### INSTRUCTIONS FOR THE TASK
Print each record below exactly as it appears.

[Entries from a dataset of interfaces]

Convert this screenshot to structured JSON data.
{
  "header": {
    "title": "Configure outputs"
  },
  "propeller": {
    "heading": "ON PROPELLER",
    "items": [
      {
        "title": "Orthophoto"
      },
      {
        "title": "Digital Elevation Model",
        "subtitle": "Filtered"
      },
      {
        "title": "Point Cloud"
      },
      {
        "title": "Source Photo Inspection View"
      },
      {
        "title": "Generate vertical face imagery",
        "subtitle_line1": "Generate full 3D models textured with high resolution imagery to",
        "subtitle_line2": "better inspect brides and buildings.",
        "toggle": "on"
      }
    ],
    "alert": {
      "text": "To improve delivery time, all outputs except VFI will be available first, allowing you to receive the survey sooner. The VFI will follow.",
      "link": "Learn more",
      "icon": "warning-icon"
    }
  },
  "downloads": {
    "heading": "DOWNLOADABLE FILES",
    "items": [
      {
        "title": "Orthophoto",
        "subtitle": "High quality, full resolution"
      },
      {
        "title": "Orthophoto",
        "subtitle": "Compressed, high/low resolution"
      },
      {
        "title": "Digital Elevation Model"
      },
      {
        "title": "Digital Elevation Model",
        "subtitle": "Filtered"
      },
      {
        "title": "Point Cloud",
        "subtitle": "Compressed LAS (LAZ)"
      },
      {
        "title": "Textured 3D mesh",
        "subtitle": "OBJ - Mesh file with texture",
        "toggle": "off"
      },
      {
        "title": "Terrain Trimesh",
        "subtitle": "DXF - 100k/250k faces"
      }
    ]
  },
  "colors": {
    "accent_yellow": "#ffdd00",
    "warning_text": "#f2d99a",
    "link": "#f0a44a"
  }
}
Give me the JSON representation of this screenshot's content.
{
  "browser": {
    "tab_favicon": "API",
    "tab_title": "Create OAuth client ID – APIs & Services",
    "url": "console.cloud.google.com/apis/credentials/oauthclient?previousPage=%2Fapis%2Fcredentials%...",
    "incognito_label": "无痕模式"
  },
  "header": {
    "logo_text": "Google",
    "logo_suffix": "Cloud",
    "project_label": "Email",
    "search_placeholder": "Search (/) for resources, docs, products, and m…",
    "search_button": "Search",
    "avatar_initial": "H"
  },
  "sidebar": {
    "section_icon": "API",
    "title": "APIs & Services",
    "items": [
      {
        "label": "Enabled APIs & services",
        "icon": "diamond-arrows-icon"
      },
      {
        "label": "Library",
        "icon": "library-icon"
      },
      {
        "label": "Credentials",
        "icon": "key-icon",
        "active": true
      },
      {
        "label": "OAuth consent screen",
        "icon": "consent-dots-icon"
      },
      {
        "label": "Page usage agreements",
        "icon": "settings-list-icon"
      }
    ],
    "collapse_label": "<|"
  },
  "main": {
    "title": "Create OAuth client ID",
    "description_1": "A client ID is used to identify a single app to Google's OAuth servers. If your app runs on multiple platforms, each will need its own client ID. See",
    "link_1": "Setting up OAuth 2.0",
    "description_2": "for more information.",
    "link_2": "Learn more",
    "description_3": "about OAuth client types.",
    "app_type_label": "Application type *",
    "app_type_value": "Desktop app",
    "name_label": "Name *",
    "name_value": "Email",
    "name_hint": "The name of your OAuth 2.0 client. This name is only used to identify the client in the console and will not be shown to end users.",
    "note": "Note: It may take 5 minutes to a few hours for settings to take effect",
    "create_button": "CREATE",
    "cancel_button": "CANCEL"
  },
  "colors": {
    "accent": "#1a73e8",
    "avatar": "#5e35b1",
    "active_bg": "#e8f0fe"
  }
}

### TASK RESPONSE
Convert this screenshot to structured JSON data.
{
  "header": {
    "title": "Configure outputs"
  },
  "propeller": {
    "heading": "ON PROPELLER",
    "items": [
      {
        "title": "Orthophoto"
      },
      {
        "title": "Digital Elevation Model",
        "subtitle": "Filtered"
      },
      {
        "title": "Point Cloud"
      },
      {
        "title": "Source Photo Inspection View"
      },
      {
        "title": "Generate vertical face imagery",
        "subtitle_line1": "Generate full 3D models textured with high resolution imagery to",
        "subtitle_line2": "better inspect brides and buildings.",
        "toggle": "on"
      }
    ],
    "alert": {
      "text": "To improve delivery time, all outputs except VFI will be available first, allowing you to receive the survey sooner. The VFI will follow.",
      "link": "Learn more",
      "icon": "warning-icon"
    }
  },
  "downloads": {
    "heading": "DOWNLOADABLE FILES",
    "items": [
      {
        "title": "Orthophoto",
        "subtitle": "High quality, full resolution"
      },
      {
        "title": "Orthophoto",
        "subtitle": "Compressed, high/low resolution"
      },
      {
        "title": "Digital Elevation Model"
      },
      {
        "title": "Digital Elevation Model",
        "subtitle": "Filtered"
      },
      {
        "title": "Point Cloud",
        "subtitle": "Compressed LAS (LAZ)"
      },
      {
        "title": "Textured 3D mesh",
        "subtitle": "OBJ - Mesh file with texture",
        "toggle": "off"
      },
      {
        "title": "Terrain Trimesh",
        "subtitle": "DXF - 100k/250k faces"
      }
    ]
  },
  "colors": {
    "accent_yellow": "#ffdd00",
    "warning_text": "#f2d99a",
    "link": "#f0a44a"
  }
}
Give me the JSON representation of this screenshot's content.
{
  "browser": {
    "tab_favicon": "API",
    "tab_title": "Create OAuth client ID – APIs & Services",
    "url": "console.cloud.google.com/apis/credentials/oauthclient?previousPage=%2Fapis%2Fcredentials%...",
    "incognito_label": "无痕模式"
  },
  "header": {
    "logo_text": "Google",
    "logo_suffix": "Cloud",
    "project_label": "Email",
    "search_placeholder": "Search (/) for resources, docs, products, and m…",
    "search_button": "Search",
    "avatar_initial": "H"
  },
  "sidebar": {
    "section_icon": "API",
    "title": "APIs & Services",
    "items": [
      {
        "label": "Enabled APIs & services",
        "icon": "diamond-arrows-icon"
      },
      {
        "label": "Library",
        "icon": "library-icon"
      },
      {
        "label": "Credentials",
        "icon": "key-icon",
        "active": true
      },
      {
        "label": "OAuth consent screen",
        "icon": "consent-dots-icon"
      },
      {
        "label": "Page usage agreements",
        "icon": "settings-list-icon"
      }
    ],
    "collapse_label": "<|"
  },
  "main": {
    "title": "Create OAuth client ID",
    "description_1": "A client ID is used to identify a single app to Google's OAuth servers. If your app runs on multiple platforms, each will need its own client ID. See",
    "link_1": "Setting up OAuth 2.0",
    "description_2": "for more information.",
    "link_2": "Learn more",
    "description_3": "about OAuth client types.",
    "app_type_label": "Application type *",
    "app_type_value": "Desktop app",
    "name_label": "Name *",
    "name_value": "Email",
    "name_hint": "The name of your OAuth 2.0 client. This name is only used to identify the client in the console and will not be shown to end users.",
    "note": "Note: It may take 5 minutes to a few hours for settings to take effect",
    "create_button": "CREATE",
    "cancel_button": "CANCEL"
  },
  "colors": {
    "accent": "#1a73e8",
    "avatar": "#5e35b1",
    "active_bg": "#e8f0fe"
  }
}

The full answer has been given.